Hello, as for the song, it’s been some time now that youtube tracks your audio content and devolves the ad’s revenue to the legitimate owner of the piece. So I could use it straight away as I’m not really concerned about the ads. I just wanted to offer a mutual pomotional material for a an aspiring or renowned sound artist, as the audio in a video bares half of the importance of the whole piece.

As for the displacement… I thought about it but it would mean to retopologize the whole cone with a rectangular grid and still have all the artifacts connected to the fact of having an uninterrupted fold of mesh, having the texture be precisely aligned with the topology. The only advantage could come from the fact of creating subdivisions during rendertime and have the displacement topology stored in an image(yet another texture).

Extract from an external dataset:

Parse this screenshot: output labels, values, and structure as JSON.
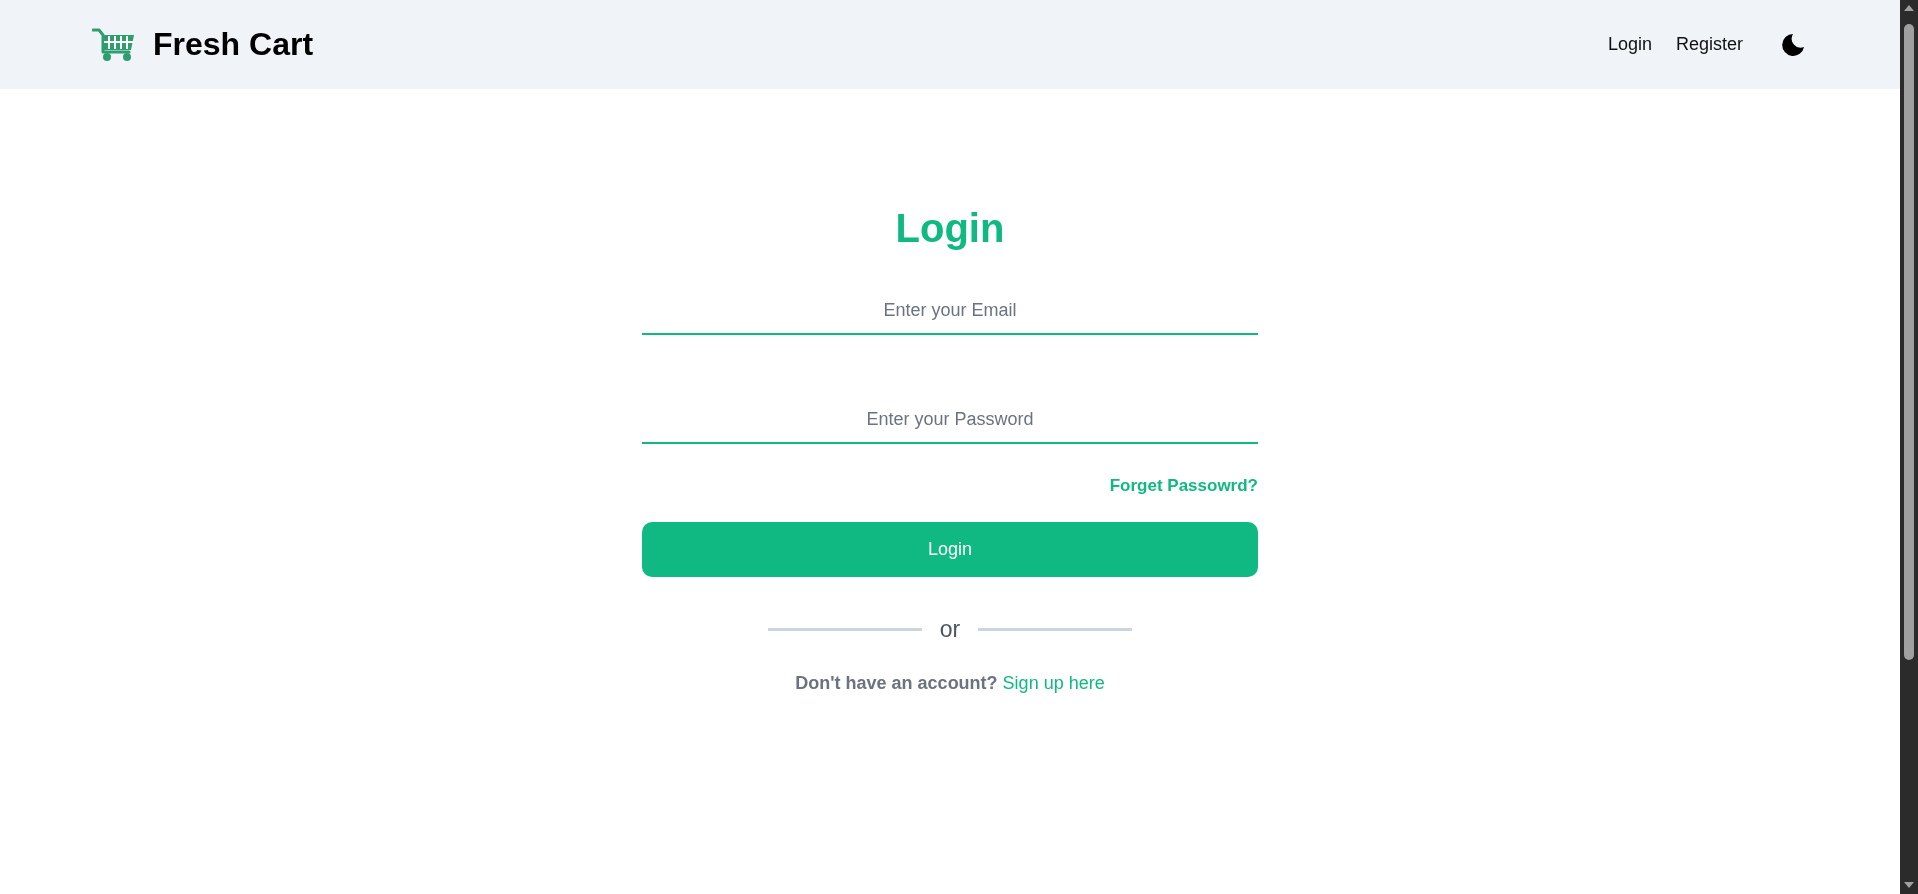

As I said, we should probably wait before tessellation is reimplemented. As the the piece worked beautifully with anisotropic shader and baked textures, I just modeled a cross cell of the fabric and generated all the maps I needed (normal and AO) after theat I painted with 0.25% grey the fibers that where supposed to be oriented at 90 degrees and it looked good on a simple unsubdivided cone. The only parts that betrayed the eye where the surfaces nearly perpendicular to the viewer that obviously where flat. It would be nice to have a subdivision algorithm that would take that into account, so it would apply the subdivision only to the normals of a certain angle. Otherwise parallax mapping which is offsetting actual pixels without intervening on the mesh itself would do an awesome job here I think, but it is generally regarded as a game engine tick and not an actual technique for production.